The Florida Polytechnic University Police Department is here to keep our community safe and help provide an environment where academic achievement can occur. That is a significant responsibility we take seriously through police accountability and transparency.
We are committed to being held accountable for our policies, procedures, training, operational activities, and daily interactions with students, faculty, and staff. We take that one step further by being transparent in our actions, for they speak louder than our words. We want the public to understand who we are, what our policies are and why they exist, and how Florida Polytechnic University Police Department police officers train and prepare for emergency situations.
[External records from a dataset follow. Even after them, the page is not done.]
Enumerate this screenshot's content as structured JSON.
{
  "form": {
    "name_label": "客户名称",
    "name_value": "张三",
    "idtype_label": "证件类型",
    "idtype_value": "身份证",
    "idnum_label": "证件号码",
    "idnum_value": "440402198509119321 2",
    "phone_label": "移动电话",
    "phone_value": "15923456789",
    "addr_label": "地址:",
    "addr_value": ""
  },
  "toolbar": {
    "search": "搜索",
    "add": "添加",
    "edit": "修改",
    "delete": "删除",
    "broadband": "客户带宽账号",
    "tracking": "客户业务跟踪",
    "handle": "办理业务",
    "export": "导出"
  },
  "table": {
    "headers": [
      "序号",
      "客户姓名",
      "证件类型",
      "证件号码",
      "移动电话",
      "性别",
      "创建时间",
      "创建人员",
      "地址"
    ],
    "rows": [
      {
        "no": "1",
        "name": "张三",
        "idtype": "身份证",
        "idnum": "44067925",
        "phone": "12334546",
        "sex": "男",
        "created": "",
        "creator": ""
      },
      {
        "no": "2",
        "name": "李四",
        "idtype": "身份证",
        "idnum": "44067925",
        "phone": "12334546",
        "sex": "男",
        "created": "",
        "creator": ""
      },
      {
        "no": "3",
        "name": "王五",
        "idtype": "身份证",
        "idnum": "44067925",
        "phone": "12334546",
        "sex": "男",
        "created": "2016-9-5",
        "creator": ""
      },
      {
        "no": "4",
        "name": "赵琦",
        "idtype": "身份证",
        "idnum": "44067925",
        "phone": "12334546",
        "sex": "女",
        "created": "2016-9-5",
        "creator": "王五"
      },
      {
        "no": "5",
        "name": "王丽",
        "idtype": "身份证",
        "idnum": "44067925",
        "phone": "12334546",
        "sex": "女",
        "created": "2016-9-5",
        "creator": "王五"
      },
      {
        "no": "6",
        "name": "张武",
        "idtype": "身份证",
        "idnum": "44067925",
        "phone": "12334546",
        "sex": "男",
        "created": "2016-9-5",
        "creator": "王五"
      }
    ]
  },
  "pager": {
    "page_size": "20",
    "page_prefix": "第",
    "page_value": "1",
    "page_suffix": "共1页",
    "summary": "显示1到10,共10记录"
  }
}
Law enforcement is a people-centric profession. It is much more than policies and procedure manuals or reports. It’s about helping our community with dignity and compassion. You should never hesitate contacting us when our services are needed because of concerns for how you will be treated. We will always treat everyone with dignity, respect, and compassion.
Our community is diverse and represents the broad spectrum of humankind. More than simple differences of race, ethnicity, gender, sexual orientation or identity, we also represent diversity of thought, cultures, views of social and procedural justice, and faith-based beliefs.
At the same time, our sworn officers are diverse as well and reflect the university community.
Our members are carefully trained in accordance with national and state standards in areas such as bias-free, fair and impartial policing, and human diversity to help us serve in an unbiased manner.
We remain committed to staying engaged with our community, listening to your concerns, accepting accountability for our actions, sharing our knowledge and experience with you, and remaining open to transparency.
It’s called professional law enforcement, and it’s who we are.
Chief Rick Holland, Florida Polytechnic University Police Chief
Since 2018, the Florida Polytechnic Police Department has been revising and updating our written policies and procedures to ensure they meet or exceed industry standards and best practices.
Just as universities strive for measurable excellence through accreditation, law enforcement agencies also seek to validate that policies, procedures, and training, and personnel processes are compliant with standards. Our agency recently completed a very successful accreditation compliance assessment and received our initial Florida law enforcement accreditation award. This is a significant achievement for an agency that has existed for only six years.
The university police department initiated its own self-review of policy and procedures for the use of protective action and de-escalation when officers encounter resistance or violence when performing lawful duties. Agency policy was compared to accreditation standards, use of force policy recommendations by the Florida Police Chiefs’ Association, recommendations in the federal JUSTICE Act introduced in Congress, and additional recommendations from Campaign Zero and their #8CantWait. Updates to our policies and training were made where appropriate and also noted where no changes were being considered due to agency policies already in compliance with national or state standards. Additionally, the department established a duty to intervene policy requiring officers to act when they observe another officer using unnecessary or excessive protective actions.
In addition to policy updates, the department conducted three different roll-call training sessions recently on the practice of de-escalation, a key element in some national policy recommendations. The overall de-escalation process strives to reduce subject tension and resistance, thereby allowing officers to complete lawful enforcement actions without the use of protective action.
All department members recently completed anti-bias training that focused on identifying and addressing implicit bias and cultural awareness in our daily interactions. Annual refresher training for all members to better serve our LGBTQ community is ongoing, and we also complete regular training to better serve individuals who are experiencing a behavioral health crisis. Sworn officers complete regular refresher training in law enforcement ethics.